The recent McCormick Facilities report, which assesses all buildings, was mentioned and the many future projects it suggested.
“We know about the McCormick report,” Davidson said. “That is why we are discussing only the operating budget” not capital outlays. “If you come back saying, ‘If we cut five teachers no one will graduate,’ that is information.”
The district has about 73 teachers, some of them part time. A reduction of 10 positions, all from the middle/high school would mean a reduction of more than 10 percent of the teachers.
Board Member Fran Bujak said. “If, hypothetically, the voters approved this reduction, we’d cut every bit of maintenance. All 18 of us (here) know that a $550,000 reduction will impact programs. Will we cut graduation requirements, cut the (Advance Placement) classes, put classes into the 25 student range, cut electives? I can appreciate your frustrations, but these things need to be studied.”
Davidson said, if the reduction was voted, “You’d have to do it. Tell us now what you’d do so we can assess it and see if we are compromising the kids. We want to hear it from the people who work here day by day.”
Board member Jim Button said, “We need to find a middle ground without drastically affecting the kids. A reduction in kids doesn’t automatically reduce the work load.”
Whitehill asked, “Why can’t the board be open to other things, to look at the system and do something different? Perhaps there are some potential changes.”
Daily said the requested reduction “seems arbitrary. You can’t cut a half million dollars out of the budget without making significant changes. It’s irresponsible to ask us how to adjust to a 5 percent cut. We are contractually obligated to supply a product (education).”
Superintendent Trevor Ebel said his staff had prepared the budget at the request of the School Board “and the board was satisfied with it. The SAU staff takes its direction from the School Board, not the Budget Committee. The board told me not to provide the information (how to address a cut).”
“I’d argue you work for the taxpayers of Wilton and Lyndeborough. The Budget Committee is empowered to request the information. Under the laws of the state, if the Budget Committee makes a reasonable request you are required to provide it. All we want is information so we can make intelligent decisions. What would be the impact to the people of the community?” Davidson said.

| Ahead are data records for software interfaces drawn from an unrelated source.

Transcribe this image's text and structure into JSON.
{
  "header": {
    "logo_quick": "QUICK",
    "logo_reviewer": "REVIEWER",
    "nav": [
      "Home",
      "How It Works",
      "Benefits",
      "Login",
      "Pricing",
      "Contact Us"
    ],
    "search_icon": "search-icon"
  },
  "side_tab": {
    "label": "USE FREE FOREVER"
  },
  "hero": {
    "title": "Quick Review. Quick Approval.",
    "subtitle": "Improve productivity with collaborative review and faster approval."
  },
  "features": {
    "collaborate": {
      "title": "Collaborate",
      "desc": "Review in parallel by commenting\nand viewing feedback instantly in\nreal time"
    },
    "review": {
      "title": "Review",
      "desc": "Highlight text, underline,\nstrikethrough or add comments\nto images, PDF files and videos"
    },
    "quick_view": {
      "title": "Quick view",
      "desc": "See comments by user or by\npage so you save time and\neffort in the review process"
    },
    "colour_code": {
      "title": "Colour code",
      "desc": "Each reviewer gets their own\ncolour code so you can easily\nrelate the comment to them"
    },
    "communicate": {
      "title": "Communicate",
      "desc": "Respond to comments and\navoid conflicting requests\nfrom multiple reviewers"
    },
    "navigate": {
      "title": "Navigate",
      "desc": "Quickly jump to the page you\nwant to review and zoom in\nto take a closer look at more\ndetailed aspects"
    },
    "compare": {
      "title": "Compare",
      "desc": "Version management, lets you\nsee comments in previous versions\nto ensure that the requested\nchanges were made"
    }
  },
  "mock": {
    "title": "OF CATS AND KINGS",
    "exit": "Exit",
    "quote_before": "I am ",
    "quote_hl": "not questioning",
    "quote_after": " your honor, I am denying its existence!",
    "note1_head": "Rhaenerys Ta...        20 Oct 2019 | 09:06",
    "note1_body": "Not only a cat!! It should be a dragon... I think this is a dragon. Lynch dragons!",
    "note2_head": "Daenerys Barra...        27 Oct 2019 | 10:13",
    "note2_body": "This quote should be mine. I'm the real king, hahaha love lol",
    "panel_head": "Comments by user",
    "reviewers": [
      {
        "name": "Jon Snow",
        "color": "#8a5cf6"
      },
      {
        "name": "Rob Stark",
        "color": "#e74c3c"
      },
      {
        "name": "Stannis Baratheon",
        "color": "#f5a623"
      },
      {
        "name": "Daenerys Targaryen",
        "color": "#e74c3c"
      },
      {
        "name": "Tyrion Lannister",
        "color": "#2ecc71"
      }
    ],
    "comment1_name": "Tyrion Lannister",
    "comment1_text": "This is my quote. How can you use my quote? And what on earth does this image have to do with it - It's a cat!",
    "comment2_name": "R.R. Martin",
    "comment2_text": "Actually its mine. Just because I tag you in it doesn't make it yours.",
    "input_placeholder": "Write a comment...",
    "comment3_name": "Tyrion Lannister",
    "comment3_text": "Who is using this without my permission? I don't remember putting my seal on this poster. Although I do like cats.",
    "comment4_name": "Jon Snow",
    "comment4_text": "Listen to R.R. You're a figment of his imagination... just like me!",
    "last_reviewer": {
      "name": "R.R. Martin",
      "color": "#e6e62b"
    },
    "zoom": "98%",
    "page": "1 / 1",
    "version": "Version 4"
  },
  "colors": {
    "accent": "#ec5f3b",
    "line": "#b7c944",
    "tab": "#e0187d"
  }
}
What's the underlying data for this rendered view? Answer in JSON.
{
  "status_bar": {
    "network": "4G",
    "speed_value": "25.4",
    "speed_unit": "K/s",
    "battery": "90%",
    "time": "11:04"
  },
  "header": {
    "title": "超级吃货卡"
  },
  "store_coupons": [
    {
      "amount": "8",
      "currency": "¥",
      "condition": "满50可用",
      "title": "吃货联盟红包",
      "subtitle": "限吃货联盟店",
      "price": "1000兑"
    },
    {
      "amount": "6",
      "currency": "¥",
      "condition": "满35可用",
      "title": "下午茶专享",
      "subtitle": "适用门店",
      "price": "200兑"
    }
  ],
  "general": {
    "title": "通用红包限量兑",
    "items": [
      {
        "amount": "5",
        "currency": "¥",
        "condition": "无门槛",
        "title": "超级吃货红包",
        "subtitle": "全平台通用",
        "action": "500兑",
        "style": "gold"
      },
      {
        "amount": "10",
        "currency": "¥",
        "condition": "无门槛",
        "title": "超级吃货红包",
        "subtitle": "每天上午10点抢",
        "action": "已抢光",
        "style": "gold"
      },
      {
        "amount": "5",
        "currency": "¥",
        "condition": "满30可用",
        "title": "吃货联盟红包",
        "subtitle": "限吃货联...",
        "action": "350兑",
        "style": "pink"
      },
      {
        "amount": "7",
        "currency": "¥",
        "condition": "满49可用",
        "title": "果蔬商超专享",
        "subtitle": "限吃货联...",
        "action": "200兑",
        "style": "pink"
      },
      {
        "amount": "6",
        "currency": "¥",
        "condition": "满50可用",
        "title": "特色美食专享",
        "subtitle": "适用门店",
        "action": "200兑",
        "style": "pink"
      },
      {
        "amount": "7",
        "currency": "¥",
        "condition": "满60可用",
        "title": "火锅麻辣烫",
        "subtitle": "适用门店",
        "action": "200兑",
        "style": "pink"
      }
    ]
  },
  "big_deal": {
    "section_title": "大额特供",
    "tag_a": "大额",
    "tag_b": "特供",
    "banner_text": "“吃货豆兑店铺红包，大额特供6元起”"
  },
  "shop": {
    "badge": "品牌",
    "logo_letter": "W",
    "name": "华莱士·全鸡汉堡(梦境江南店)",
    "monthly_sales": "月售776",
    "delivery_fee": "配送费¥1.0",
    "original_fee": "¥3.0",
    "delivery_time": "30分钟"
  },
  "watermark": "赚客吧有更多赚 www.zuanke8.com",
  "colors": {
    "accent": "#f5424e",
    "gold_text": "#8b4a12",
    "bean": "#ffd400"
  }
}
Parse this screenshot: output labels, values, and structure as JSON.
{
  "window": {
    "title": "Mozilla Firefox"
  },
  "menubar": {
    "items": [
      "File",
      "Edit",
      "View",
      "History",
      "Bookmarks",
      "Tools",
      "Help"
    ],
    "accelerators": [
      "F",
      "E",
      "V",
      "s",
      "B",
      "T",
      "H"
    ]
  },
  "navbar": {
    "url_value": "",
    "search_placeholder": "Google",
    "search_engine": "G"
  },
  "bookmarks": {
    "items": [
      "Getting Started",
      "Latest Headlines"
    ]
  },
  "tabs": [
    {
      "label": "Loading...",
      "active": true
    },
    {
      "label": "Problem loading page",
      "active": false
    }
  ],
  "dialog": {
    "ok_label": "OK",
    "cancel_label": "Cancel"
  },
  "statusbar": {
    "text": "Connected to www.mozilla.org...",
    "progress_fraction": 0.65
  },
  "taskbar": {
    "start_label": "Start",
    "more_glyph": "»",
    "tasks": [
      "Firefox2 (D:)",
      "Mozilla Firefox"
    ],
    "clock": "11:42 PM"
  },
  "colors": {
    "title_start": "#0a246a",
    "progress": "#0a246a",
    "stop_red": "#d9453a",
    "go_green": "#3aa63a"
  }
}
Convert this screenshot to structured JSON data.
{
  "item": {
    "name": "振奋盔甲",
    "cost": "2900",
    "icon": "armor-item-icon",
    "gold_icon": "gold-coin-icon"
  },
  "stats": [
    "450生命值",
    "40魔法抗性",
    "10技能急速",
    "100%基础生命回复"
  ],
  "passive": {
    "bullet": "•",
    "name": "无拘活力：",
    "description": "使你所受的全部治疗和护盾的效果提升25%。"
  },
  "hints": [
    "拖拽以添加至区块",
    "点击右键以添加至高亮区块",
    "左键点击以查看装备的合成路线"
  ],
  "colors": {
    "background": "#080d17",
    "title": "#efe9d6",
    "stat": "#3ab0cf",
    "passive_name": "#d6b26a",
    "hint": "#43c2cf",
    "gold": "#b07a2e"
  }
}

Daily said it couldn’t be done within the requested framework – having the prioritized list by the next joint meeting on Jan. 18.
“There would have to be policy changes,” he said.
Davidson asked, “Do we know unequivocally that is true, that it would require major changes? Provide us that information. We started this discussion over a year ago, so it shouldn’t come as a surprise to anybody.”
Daily asked when the committee had arrived at the 5 percent reduction figure. Davidson said, “Dec. 22, before Christmas break.”
Board Member Matt Ballou said the required changes, “will affect students’ ability to get into college … affect our ability to run this school. It could affect the accreditation of the school.”
“What we want is a plan to reduce the budget (request) by five percent. All I’ve heard is opinions, not a plan to debate if it is good or not. There is nothing hidden about the request. It was made to the superintendent with a copy to the board chair and vice chair,” Davidson said.
Dailey said it was a “matter of philosophy, cutting the high end and the low end. I ask you to re-assess that number.”
Several committee members suggested lowering the 5 percent goal, to two-and-a-half, or to the amount actually spent last year, or to a flat budget, but each suggestion failed to pass. The next regular meeting of the board was scheduled for Jan. 10. Dailey asked Ebel if he could have the information for that meeting, and he agreed to provide it.
The two boards will again meet jointly Jan. 18.
“I’d like to think we are all working together and are listening to each other,” Bujak said.